Basking Shark (Pacific Population)

May 2011

About the Species at Risk Act Recovery Strategy Series

What is the Species at Risk Act (SARA)?

SARA is the Act developed by the federal government as a key contribution to the common national effort to protect and conserve species at risk in Canada. SARA came into force in 2003, and one of its purposes is "to provide for the recovery of wildlife species that are extirpated, endangered or threatened as a result of human activity."

What is recovery?

In the context of species at risk conservation, recovery is the process by which the decline of an endangered, threatened, or extirpated species due to human activity is arrested or reversed, and threats are removed or reduced to improve the likelihood of the species' persistence in the wild. A species will be considered recovered when its long-term persistence in the wild has been secured.

What is a Recovery Strategy?

A recovery strategy is a planning document that identifies what needs to be done to arrest or reverse the decline of a species resulting from human activity. It sets objectives and identifies the broad strategies and approaches to be undertaken. Detailed planning is done at the action plan stage.

Recovery strategy development is a commitment of all provinces and territories and of three federal agencies Environment Canada, Parks Canada Agency, and Fisheries and Oceans Canada -- under the Accord for the Protection of Species at Risk. Sections 37–46 of SARA (www.sararegistry.gc.ca/approach/act/default_e.cfm ) outline both the required content and the process for developing recovery strategies published in this series.

A proposed recovery strategy must be posted on the Species at Risk Public Registry within one year after the wildlife species is added to the List of Wildlife Species at Risk for endangered species and within two years for threatened species.
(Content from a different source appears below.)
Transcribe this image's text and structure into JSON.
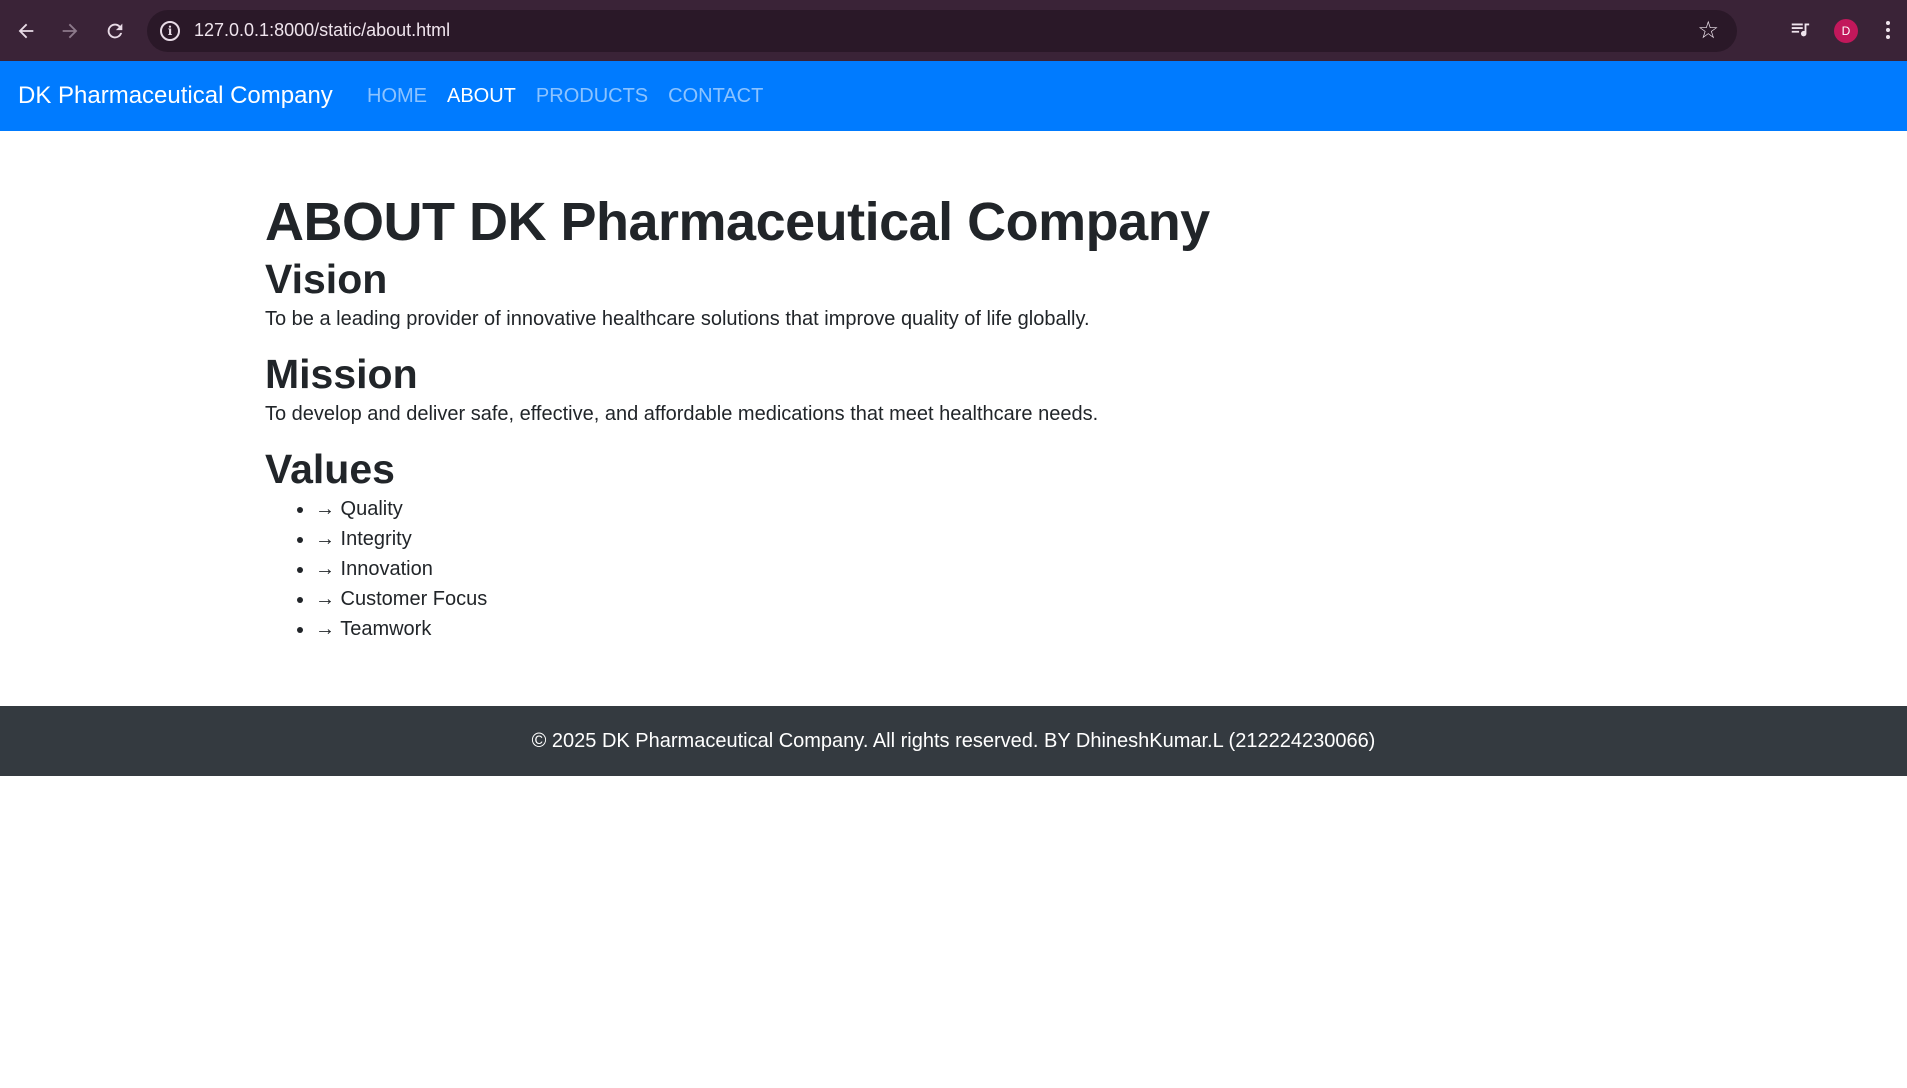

A period of three to four years, respectively, was permitted for those species that were automatically listed when SARA came into force.

What's next?
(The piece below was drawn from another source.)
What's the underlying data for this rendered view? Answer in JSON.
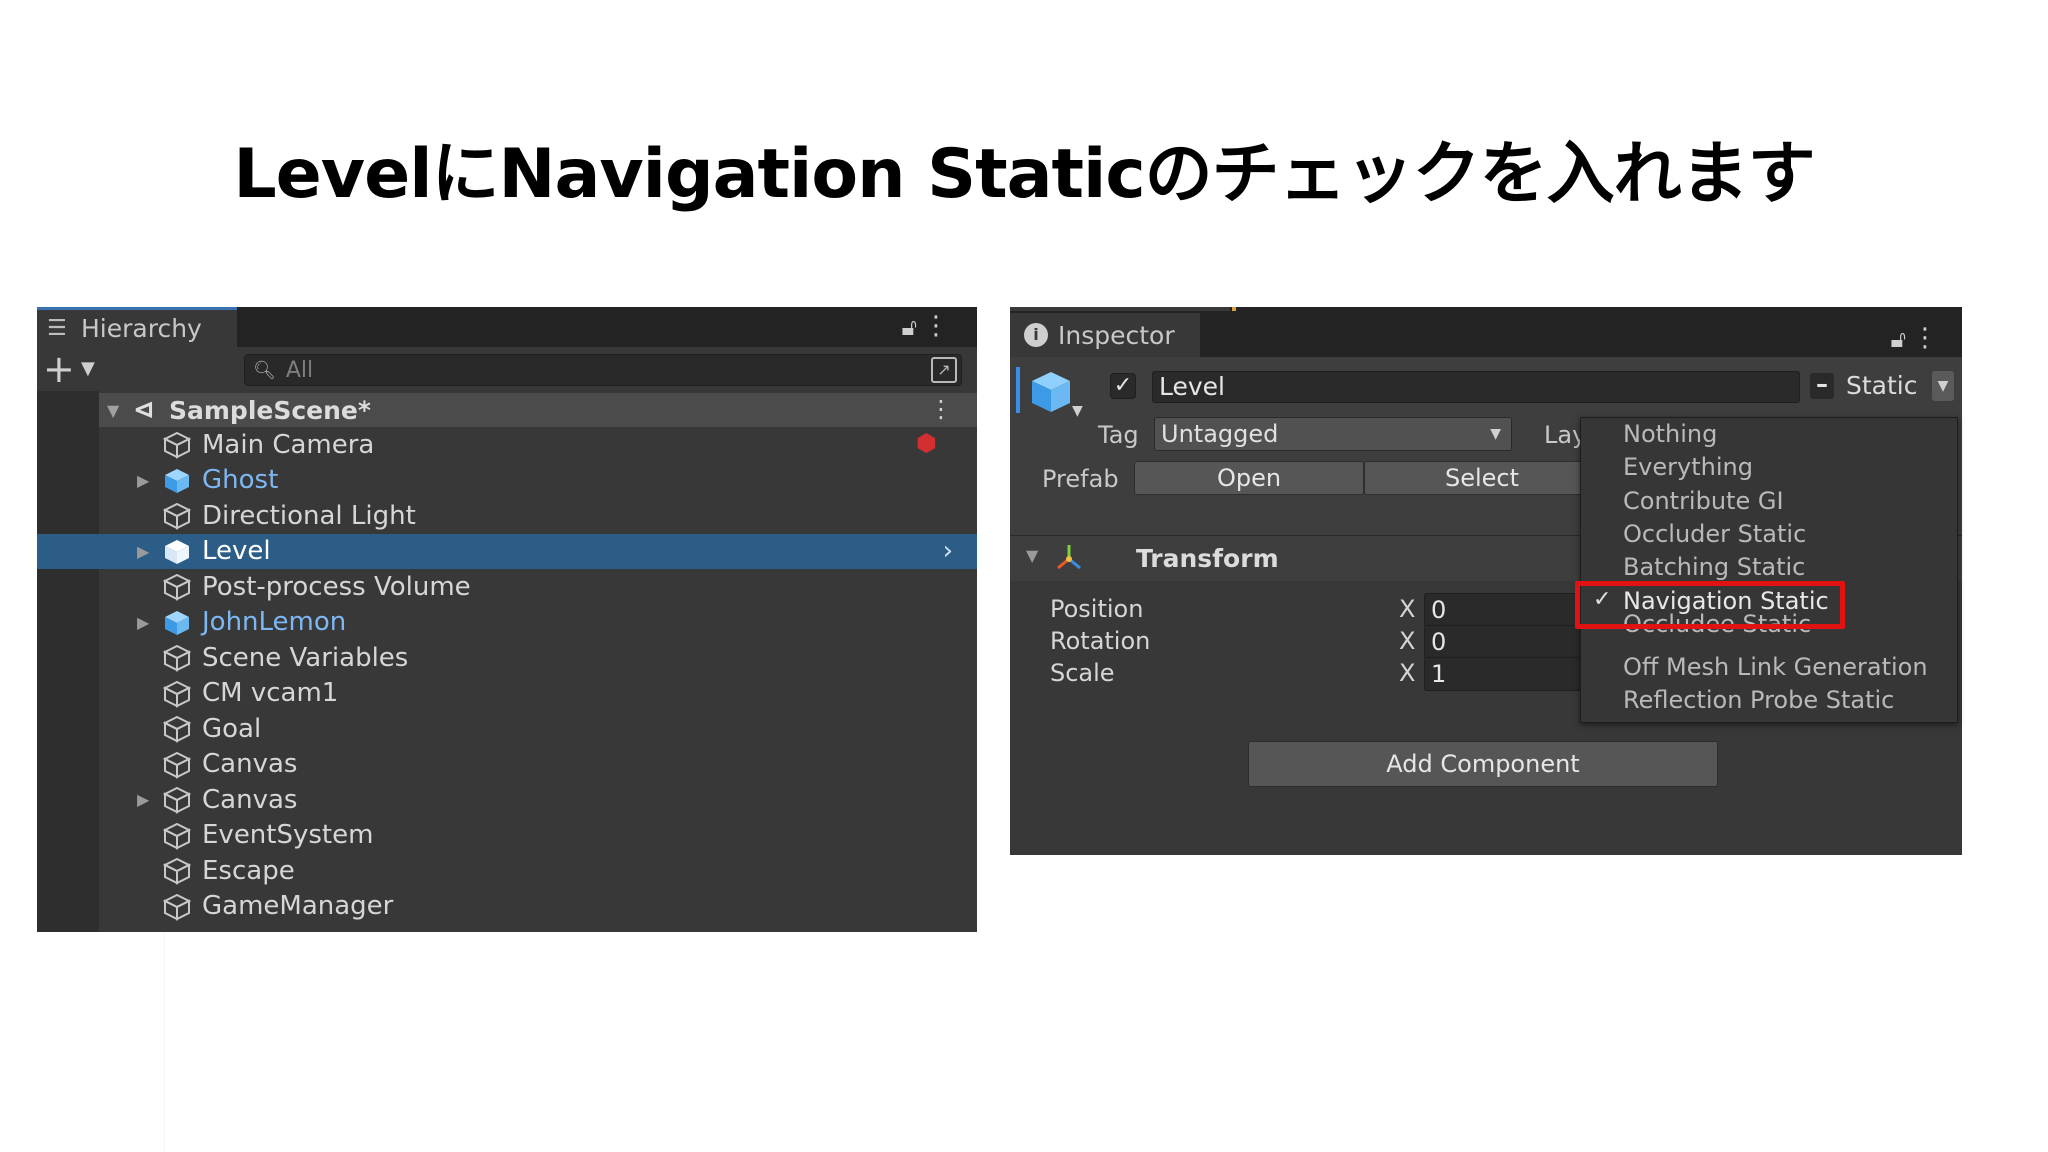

One or more action plans will be developed to identify specific actions to be undertaken, thereby advancing the implementation of the recovery strategy. Directions set in the recovery strategy, however, are sufficient to begin involving land managers and users, communities, and stakeholders in recovery implementation. Cost-effective measures to prevent the reduction or loss of the species should not be postponed for lack of full scientific certainty.

The Series

This series presents the recovery strategies prepared or adopted by the federal government under SARA. New documents will be added regularly as species get listed and as strategies are completed and updated.

To Learn More

To learn more about the Species at Risk Act and recovery initiatives, please consult the Species at Risk (SAR) Public Registry (www.sararegistry.gc.ca).


 

Proposed Recovery Strategy for the Basking Shark (Cetorhinus maximus) in Canadian Pacific waters

May 2011

 



Recommended Citation:

Fisheries and Oceans Canada. 2010. Recovery Strategy for the Basking Shark (Cetorhinus maximus) in Canadian Pacific Waters [Proposed]. Species at Risk Act Recovery Strategy Series. Fisheries and Oceans Canada, Ottawa. v + 25 pp.


Additional copies:

Additional copies can be downloaded from the SAR Public Registry (www.sararegistry.gc.ca).

Cover illustration:

Chris Gotschalk

Également disponible en français sous le titre
«Programme de rétablissement du pèlerin (Cetorhinus maximus) dans les eaux canadiennes du Pacifique [proposition]»

© Her Majesty the Queen in Right of Canada, represented by the Minister of the Environment 2011. All rights reserved.
ISBN 978-1-100-17544-7
Catalogue no. En3-4/95-2011E-PDF

Content (excluding the illustrations) may be used without permission, with appropriate credit to the source.

Introduction